▶ TASK INSTRUCTIONS:
Please make sure what you return matches the listing below exactly, minus its pictures.

▶ RECORDED INFORMATION:
= Beginning of Section =

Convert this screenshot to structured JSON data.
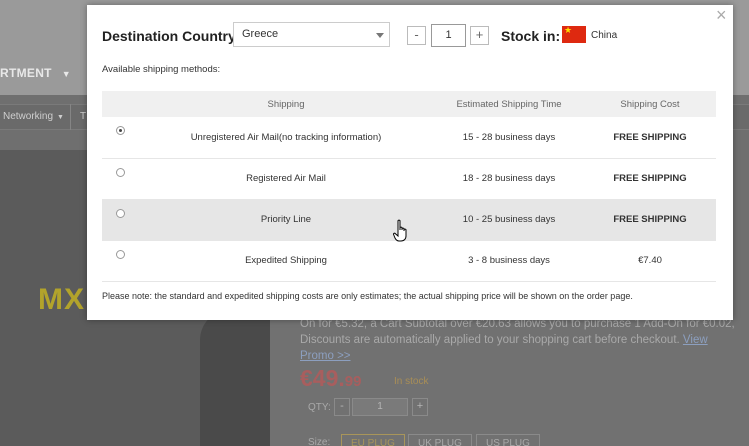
{
  "background": {
    "department": "RTMENT",
    "breadcrumb_networking": "Networking",
    "breadcrumb_next": "T",
    "product_logo": "MX",
    "addon_text": "On for €5.32, a Cart Subtotal over €20.63 allows you to purchase 1 Add-On for €0.02, Discounts are automatically applied to your shopping cart before checkout.",
    "addon_link": "View Promo >>",
    "price_main": "€49.",
    "price_cents": "99",
    "stock_status": "In stock",
    "qty_label": "QTY:",
    "qty_minus": "-",
    "qty_value": "1",
    "qty_plus": "+",
    "size_label": "Size:",
    "size_options": [
      "EU PLUG",
      "UK PLUG",
      "US PLUG"
    ]
  },
  "modal": {
    "close": "×",
    "destination_label": "Destination Country:",
    "destination_value": "Greece",
    "qty_minus": "-",
    "qty_value": "1",
    "qty_plus": "+",
    "stock_label": "Stock in:",
    "stock_country": "China",
    "available_label": "Available shipping methods:",
    "table": {
      "headers": [
        "Shipping",
        "Estimated Shipping Time",
        "Shipping Cost"
      ],
      "rows": [
        {
          "name": "Unregistered Air Mail(no tracking information)",
          "time": "15 - 28 business days",
          "cost": "FREE SHIPPING",
          "selected": true
        },
        {
          "name": "Registered Air Mail",
          "time": "18 - 28 business days",
          "cost": "FREE SHIPPING",
          "selected": false
        },
        {
          "name": "Priority Line",
          "time": "10 - 25 business days",
          "cost": "FREE SHIPPING",
          "selected": false
        },
        {
          "name": "Expedited Shipping",
          "time": "3 - 8 business days",
          "cost": "€7.40",
          "selected": false
        }
      ]
    },
    "note": "Please note: the standard and expedited shipping costs are only estimates; the actual shipping price will be shown on the order page."
  },
  "colors": {
    "cost_red": "#c0282d",
    "flag_red": "#de2910",
    "flag_star": "#ffde00"
  }
}
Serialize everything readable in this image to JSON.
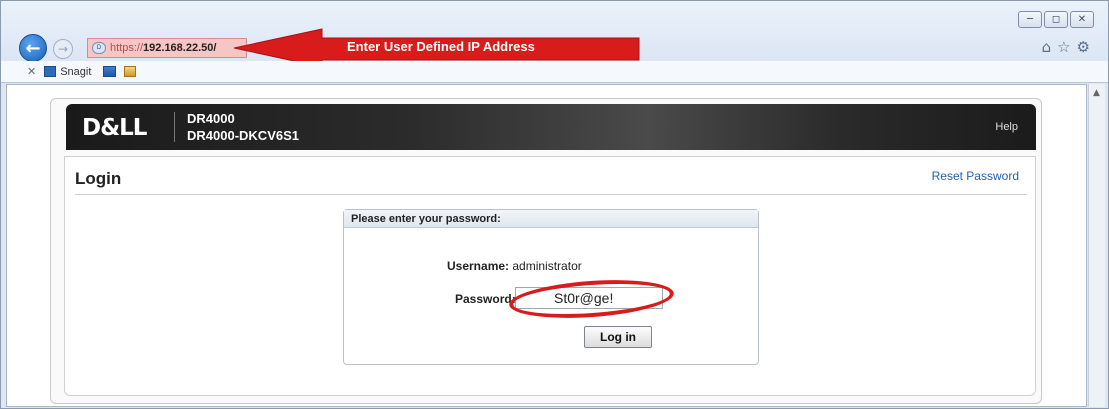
{
  "browser": {
    "address": {
      "scheme": "https://",
      "host": "192.168.22.50/"
    },
    "callout": "Enter User Defined IP Address",
    "favorites": {
      "snagit_label": "Snagit"
    },
    "window_controls": [
      "minimize",
      "maximize",
      "close"
    ],
    "toolbar_icons": [
      "home-icon",
      "star-icon",
      "gear-icon"
    ]
  },
  "banner": {
    "logo": "D&LL",
    "model": "DR4000",
    "system_name": "DR4000-DKCV6S1",
    "help_label": "Help"
  },
  "login": {
    "title": "Login",
    "reset_link": "Reset Password",
    "panel_header": "Please enter your password:",
    "username_label": "Username:",
    "username_value": "administrator",
    "password_label": "Password:",
    "password_value": "St0r@ge!",
    "login_button": "Log in"
  },
  "colors": {
    "callout_red": "#d81c1c",
    "link_blue": "#1e5fb8",
    "banner_dark": "#1a1a1a"
  }
}
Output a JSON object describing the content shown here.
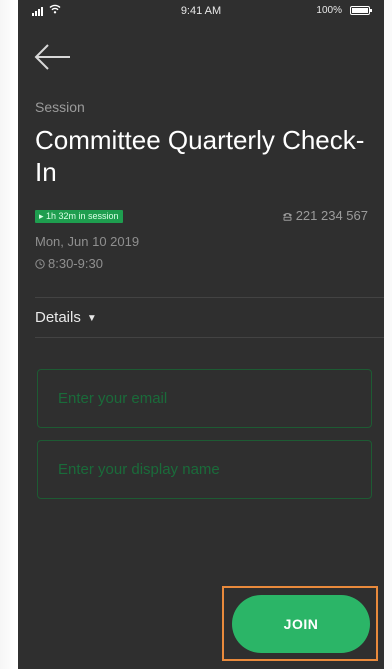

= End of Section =

▶ WRITTEN ANSWER:
Convert this screenshot to structured JSON data.
{
  "background": {
    "department": "RTMENT",
    "breadcrumb_networking": "Networking",
    "breadcrumb_next": "T",
    "product_logo": "MX",
    "addon_text": "On for €5.32, a Cart Subtotal over €20.63 allows you to purchase 1 Add-On for €0.02, Discounts are automatically applied to your shopping cart before checkout.",
    "addon_link": "View Promo >>",
    "price_main": "€49.",
    "price_cents": "99",
    "stock_status": "In stock",
    "qty_label": "QTY:",
    "qty_minus": "-",
    "qty_value": "1",
    "qty_plus": "+",
    "size_label": "Size:",
    "size_options": [
      "EU PLUG",
      "UK PLUG",
      "US PLUG"
    ]
  },
  "modal": {
    "close": "×",
    "destination_label": "Destination Country:",
    "destination_value": "Greece",
    "qty_minus": "-",
    "qty_value": "1",
    "qty_plus": "+",
    "stock_label": "Stock in:",
    "stock_country": "China",
    "available_label": "Available shipping methods:",
    "table": {
      "headers": [
        "Shipping",
        "Estimated Shipping Time",
        "Shipping Cost"
      ],
      "rows": [
        {
          "name": "Unregistered Air Mail(no tracking information)",
          "time": "15 - 28 business days",
          "cost": "FREE SHIPPING",
          "selected": true
        },
        {
          "name": "Registered Air Mail",
          "time": "18 - 28 business days",
          "cost": "FREE SHIPPING",
          "selected": false
        },
        {
          "name": "Priority Line",
          "time": "10 - 25 business days",
          "cost": "FREE SHIPPING",
          "selected": false
        },
        {
          "name": "Expedited Shipping",
          "time": "3 - 8 business days",
          "cost": "€7.40",
          "selected": false
        }
      ]
    },
    "note": "Please note: the standard and expedited shipping costs are only estimates; the actual shipping price will be shown on the order page."
  },
  "colors": {
    "cost_red": "#c0282d",
    "flag_red": "#de2910",
    "flag_star": "#ffde00"
  }
}
Serialize everything readable in this image to JSON.
{
  "browser": {
    "address": {
      "scheme": "https://",
      "host": "192.168.22.50/"
    },
    "callout": "Enter User Defined IP Address",
    "favorites": {
      "snagit_label": "Snagit"
    },
    "window_controls": [
      "minimize",
      "maximize",
      "close"
    ],
    "toolbar_icons": [
      "home-icon",
      "star-icon",
      "gear-icon"
    ]
  },
  "banner": {
    "logo": "D&LL",
    "model": "DR4000",
    "system_name": "DR4000-DKCV6S1",
    "help_label": "Help"
  },
  "login": {
    "title": "Login",
    "reset_link": "Reset Password",
    "panel_header": "Please enter your password:",
    "username_label": "Username:",
    "username_value": "administrator",
    "password_label": "Password:",
    "password_value": "St0r@ge!",
    "login_button": "Log in"
  },
  "colors": {
    "callout_red": "#d81c1c",
    "link_blue": "#1e5fb8",
    "banner_dark": "#1a1a1a"
  }
}
Output a JSON object describing the content shown here.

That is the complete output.